By default, Windows XP comes with a pretty good set of power schemes. But if you're a control freak, you'll really love the Power Saver application that Toshiba ships with its Tablet PCs. You can create an unlimited number of additional power schemes, give each scheme its own icon, and then play around with 20 different sliders and 2 drop-down boxes. And that's just on the most useful tab! On other tabs you can configure power alarms and emergency hibernation settings, toggle power to system devices, and generally do everything possible to eke out the last usable millivolt from your batteries.
Of course, it's also easy to spend more time playing with this application than you'll ever actually get back from it in terms of battery life. So here's some hard-won advice from a former addict on the 12-step road to recovery.
First, work out the number of distinct ways that you use your tablet. I seem to use mine in one of three different modes, regardless of whether or not I'm plugged in:
Next, think about what's most important to you in each mode:
Now create matching power schemes, using the "Details..." button to tune the power settings for each. The settings are pretty self-explanatory, except for three that interact to affect speed and noise:

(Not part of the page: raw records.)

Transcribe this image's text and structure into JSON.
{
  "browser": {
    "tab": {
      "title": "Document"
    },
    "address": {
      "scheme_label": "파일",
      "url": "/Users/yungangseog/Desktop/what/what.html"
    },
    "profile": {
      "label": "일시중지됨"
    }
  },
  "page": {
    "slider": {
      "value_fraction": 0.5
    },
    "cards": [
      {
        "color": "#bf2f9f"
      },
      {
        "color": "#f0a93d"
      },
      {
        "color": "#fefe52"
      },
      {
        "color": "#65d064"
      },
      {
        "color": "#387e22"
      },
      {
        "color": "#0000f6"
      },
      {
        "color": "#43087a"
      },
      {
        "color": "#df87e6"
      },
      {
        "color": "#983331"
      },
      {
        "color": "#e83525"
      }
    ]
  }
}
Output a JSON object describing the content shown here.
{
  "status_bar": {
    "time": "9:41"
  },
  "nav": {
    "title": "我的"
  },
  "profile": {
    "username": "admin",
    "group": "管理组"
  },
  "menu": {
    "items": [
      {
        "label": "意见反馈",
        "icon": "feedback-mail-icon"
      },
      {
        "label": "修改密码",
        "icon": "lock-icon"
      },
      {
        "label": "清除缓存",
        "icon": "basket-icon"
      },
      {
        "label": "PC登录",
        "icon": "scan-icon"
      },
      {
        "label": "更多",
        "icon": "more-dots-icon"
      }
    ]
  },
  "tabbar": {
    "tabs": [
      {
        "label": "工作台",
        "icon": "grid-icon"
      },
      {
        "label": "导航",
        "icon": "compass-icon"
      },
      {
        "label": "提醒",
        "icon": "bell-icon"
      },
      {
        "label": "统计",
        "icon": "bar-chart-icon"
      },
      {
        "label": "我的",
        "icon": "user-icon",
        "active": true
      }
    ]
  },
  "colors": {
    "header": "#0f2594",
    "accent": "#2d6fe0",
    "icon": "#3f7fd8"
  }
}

The magic settings for everyday computing seem to be high processor speed, automatic speedstep, and performance cooling. With this combination the fan never turns on unless the CPU gets pegged for more than a few seconds - which is generally a sign that I'm doing something wrong…